Perhaps more interesting is to think about what we tell the previous attendees that are trying to convince a colleague to attend. That seems worth some effort. What works and what doesn’t?
I really like the idea from the last post about a list that we could use to reach managers, structured so that we can ask our people to introduce us in a way that won’t be annoying – ideally that’s giving us the email address. I don’t think we can do enough with it to make a huge impact this year, but for next year it could be very very interesting. Going to set this aside for discussion outside of the marketing plan.
It might be interesting to run a contest for most attendees from a company. Not sure this helps unless there is an immediate win; “cmon, one more and we get ……….’”.

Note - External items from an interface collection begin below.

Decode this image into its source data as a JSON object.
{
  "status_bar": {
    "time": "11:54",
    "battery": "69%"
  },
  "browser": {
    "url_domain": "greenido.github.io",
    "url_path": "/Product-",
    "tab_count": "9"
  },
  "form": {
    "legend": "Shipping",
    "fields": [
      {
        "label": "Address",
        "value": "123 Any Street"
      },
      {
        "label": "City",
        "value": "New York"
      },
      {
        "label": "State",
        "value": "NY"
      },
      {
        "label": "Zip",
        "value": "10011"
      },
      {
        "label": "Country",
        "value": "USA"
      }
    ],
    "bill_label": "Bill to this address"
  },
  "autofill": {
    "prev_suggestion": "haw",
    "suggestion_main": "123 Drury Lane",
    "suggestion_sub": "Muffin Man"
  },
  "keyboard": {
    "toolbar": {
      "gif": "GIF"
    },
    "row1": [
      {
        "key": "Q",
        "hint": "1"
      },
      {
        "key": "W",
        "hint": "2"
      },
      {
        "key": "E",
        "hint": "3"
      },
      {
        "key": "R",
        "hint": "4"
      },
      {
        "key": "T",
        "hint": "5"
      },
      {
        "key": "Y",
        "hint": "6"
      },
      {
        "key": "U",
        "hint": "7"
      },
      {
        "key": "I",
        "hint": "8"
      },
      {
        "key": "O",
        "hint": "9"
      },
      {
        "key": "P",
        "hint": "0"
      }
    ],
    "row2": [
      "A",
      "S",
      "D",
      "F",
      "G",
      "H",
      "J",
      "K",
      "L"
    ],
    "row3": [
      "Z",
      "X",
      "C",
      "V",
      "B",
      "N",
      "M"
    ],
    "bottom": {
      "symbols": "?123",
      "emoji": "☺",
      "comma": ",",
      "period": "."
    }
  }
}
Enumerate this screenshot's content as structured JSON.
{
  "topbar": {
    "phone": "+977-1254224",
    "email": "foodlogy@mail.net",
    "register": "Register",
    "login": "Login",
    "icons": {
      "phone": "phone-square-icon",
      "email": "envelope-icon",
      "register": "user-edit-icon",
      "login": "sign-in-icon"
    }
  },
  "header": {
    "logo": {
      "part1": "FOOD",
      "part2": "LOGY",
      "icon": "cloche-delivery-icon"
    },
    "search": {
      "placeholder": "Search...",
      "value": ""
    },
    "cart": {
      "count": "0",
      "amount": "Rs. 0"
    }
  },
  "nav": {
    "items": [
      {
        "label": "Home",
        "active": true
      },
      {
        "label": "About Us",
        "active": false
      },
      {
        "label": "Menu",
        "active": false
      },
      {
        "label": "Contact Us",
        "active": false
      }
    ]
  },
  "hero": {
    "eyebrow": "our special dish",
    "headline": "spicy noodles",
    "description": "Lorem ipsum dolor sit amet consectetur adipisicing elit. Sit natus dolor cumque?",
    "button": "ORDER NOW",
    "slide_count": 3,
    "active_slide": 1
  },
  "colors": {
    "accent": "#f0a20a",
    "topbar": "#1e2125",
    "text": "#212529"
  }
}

We discussed providing day care. I’m not opposed to the idea, but it’s a lot of work and avoiding the liability takes more work. Can we figure out what impact it would have? Do we get x more attendees, or perhaps x fewer cancellations?
As far as we can tell the $10 lunch fee is not a problem for attendees. They always have the option to bring their own and the year we dropped it to $5 (less than our cost) we saw no difference in registration.
I’ve always thought that we don’t get a lot of people who just won’t work on a Saturday. Could we come up with a message they could try on the boss about “if I go Saturday can I take Monday off?”. What else could we do to convince these people – and how do we quantify if there really is such a set? It’s tempting to dismiss these people, but I prefer to think of them as people that just haven’t had the experience yet. Free training, bah – how good could it be? Come see!
I wonder how much a billboard on I4 would cost at rush hour? I suspect far beyond our budget.
Is there some crowd source thing we could do? Monday before the event try to blanket the area with signs on elevators and stop signs and whatever else? This has me thinking about when. We do a stream of emails (and some tweets and blogs to go with it) to try to get people to commit early. What can do the week of the event that might break through the filter to those who haven’t said yes yet?
if it feels like I’m doodling so far, I am. None of the ideas above are horrible, but we only have x time to invest overall. It has to be simple and/or effective. We can’t spend a dozen hours on idea X to net 3 more attendees. Even at 30 it’s tough to justify (though we probably would!).
Kendal has for the last couple of years distributed a chart that shows year over year registration count progression and its pretty consistent (Kendal, will you post it?). Thinking about this as far as when. When do we start, when do we push hardest?
I also believe it’s almost impossible to send too much email about the event. Early on should be slower of course, but we want to share with them the work and the fun of planning and/or attending.
Is there a CIO group in Orlando? How about an HR group? Those seem like good places to try a top down push.
Let’s regroup here. Nothing I’ve thought about so far seems to take me much away from my first thought that the plan is:
- Email marketing is best channel
- We need to leverage partners who also have an effective email channel (so much so that I think we should make this part of sponsorship)
- Build the list
To that I’ll add that the “bring someone” idea seems to hold the most promise and seems like a decent tradeoff of work vs gain.
I’m not done yet. I’ll take any ideas you have.